LeDon Young, a fair committee member since 1995, said a multiuse facility is what founder Leonard Rhone and others envisioned in 1874, when the first Progress Grange picnic was held at the site.
“After all these years on the fair committee, I’ve learned that we really don’t do anything brand new,” Young said. “All that we do goes back to Leonard Rhone’s vision 140 years ago. He called it Grange Park, because he wanted it to be used all the time, not just at fair time.”
This weekend will bring events including Dog Jog 2014, a 5K race and 1.5-mile walk to benefit Pets Come First; the Central Pa. Holstein Club’s Spring Spectacular Show; a Nita-Nee Kennel Club Dog Show; Centre County Conservation District’s seedling sale; and Stagecoach Mounted Shooters — “a spectator sport,” Confer said.
“It’s our kickoff, really,” Confer said.
There’s much more on the calendar.
Music lovers can head to the fairgrounds for the Covalt Gospel Sing (June 6-7) and the big Remington Ryde Bluegrass Festival (July 8-13).
The site’s equine facility will busy all spring and summer, with quarter-horse and other shows and 4-H rides on many weeknights. Plans are in the works to expand that area due to high demand.
Speaking of expansion, the grounds’ tractor-pull arena has new bleachers, brought over from Penn State, and will host a BMX event during the fair. The Interstate tractor and truck pull will be held May 16-17, and an event for garden and farm tractors will be June 27-28.
The American Cancer Society Relay for Life returns June 21-22. A new event, a science camp run by Discovery Space of State College, will be held July 24-25.
And, oh yes, Grange Fair is Aug. 21-28. Grandstand entertainment announced in the past week will include the country duo Swon Brothers, legendary twister Chubby Checker, and 1970s southern-rockers The Outlaws.
“Every event is sort of like an open house,” Young said. “You throw open the doors and say, ‘Y’all come.’ ”
And the steady activity at Grange Fairgrounds is no accident.
Young said that in the late ’60s and early ’70s, “when RVs first were catching on,” fairgrounds leaders started to think about broader uses for the site.
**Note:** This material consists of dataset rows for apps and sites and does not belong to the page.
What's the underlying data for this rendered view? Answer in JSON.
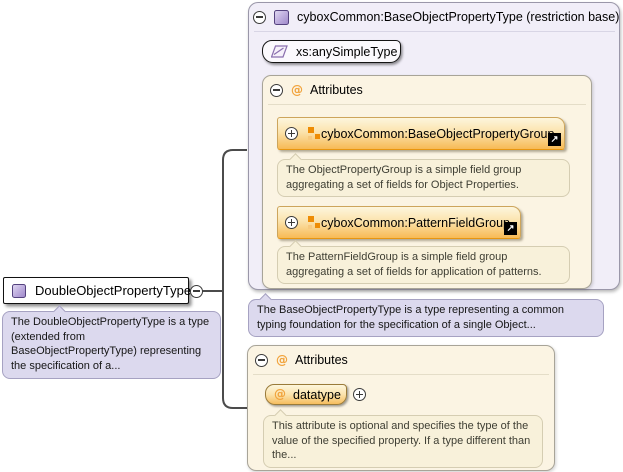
{
  "colors": {
    "panel_lavender": "#f1eef8",
    "section_cream": "#fbf4e3",
    "group_orange": "#f7ba55",
    "note_cream": "#f8f1da",
    "note_purple": "#dcd9ee",
    "accent_orange": "#f1a33c",
    "type_icon_purple": "#a08acb",
    "connector_gray": "#4b4b4b"
  },
  "icons": {
    "link_arrow": "↗"
  },
  "element": {
    "label": "DoubleObjectPropertyType",
    "annotation": "The DoubleObjectPropertyType is a type (extended from BaseObjectPropertyType) representing the specification of a..."
  },
  "base_panel": {
    "title": "cyboxCommon:BaseObjectPropertyType (restriction base)",
    "base_type": "xs:anySimpleType",
    "annotation": "The BaseObjectPropertyType is a type representing a common typing foundation for the specification of a single Object...",
    "attributes": {
      "label": "Attributes",
      "groups": [
        {
          "label": "cyboxCommon:BaseObjectPropertyGroup",
          "annotation": "The ObjectPropertyGroup is a simple field group aggregating a set of fields for Object Properties."
        },
        {
          "label": "cyboxCommon:PatternFieldGroup",
          "annotation": "The PatternFieldGroup is a simple field group aggregating a set of fields for application of patterns."
        }
      ]
    }
  },
  "local_attributes": {
    "label": "Attributes",
    "items": [
      {
        "name": "datatype",
        "annotation": "This attribute is optional and specifies the type of the value of the specified property. If a type different than the..."
      }
    ]
  }
}
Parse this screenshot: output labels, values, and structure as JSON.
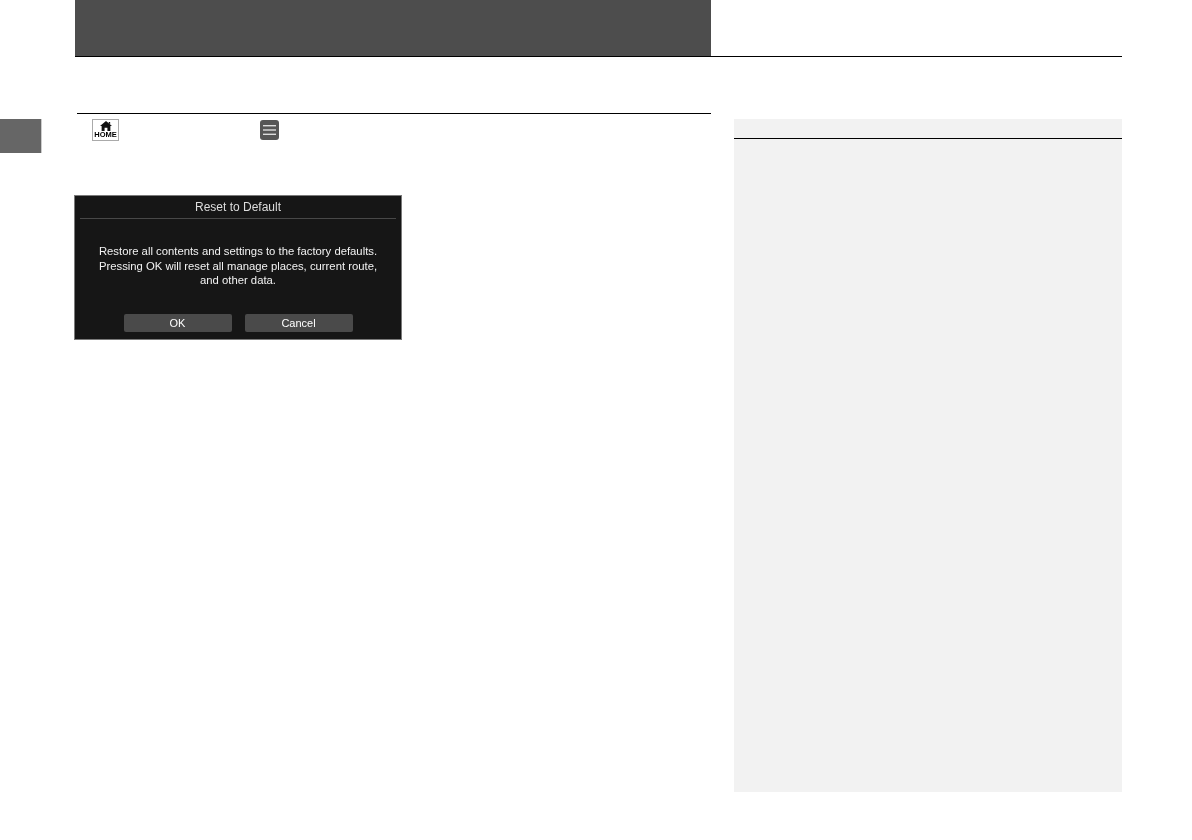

“Concessionaires started to bring Winnebagos and converted vehicles to the fair because they were riding the circuit,” she said. “And that’s when (the committee) said, ‘This is a way to generate revenue.’ ”
Over the years, camping amenities were added and then enhanced — both for fairgoers and other visitors. The restroom facilities were added and later upgraded.
And the fairgrounds has grown considerably since Leonard Rhone’s day. What started as 20 acres for the inaugur-al picnic is now a 264-acre sprawling complex with more than 100 individual buildings.
That growth meant greater costs — taxes, maintenance, utilities — which in turn led to a drive for more events.
“We really did this out of necessity,” Confer said. “The cost of keeping a piece of property this size is enormous.”
The 1984 purchase of the former Ilgen farm added 140 acres and a big loan to pay for them.
“Then the marketing had to really go, because we had a mortgage and that had to be paid for,” Young said.
“We have a sewer bill that’s $5,000 a month,” she said. “And if the only thing out there peeing is a squirrel, we still have that payment.”
For Young, a 40-year member of the Progress Grange, the stream of activity means revenue coming to the region and numerous opportunities to showcase Centre Hall, Penns Valley and the entire county.
“We all have agriculture in our hearts, and to see fallow ground is something that goes against the grain,” Young said. “To have that fairgrounds full of folks as much as we can, that makes your heart proud. You’re so fulfilled. And it’s what we’re supposed to do.”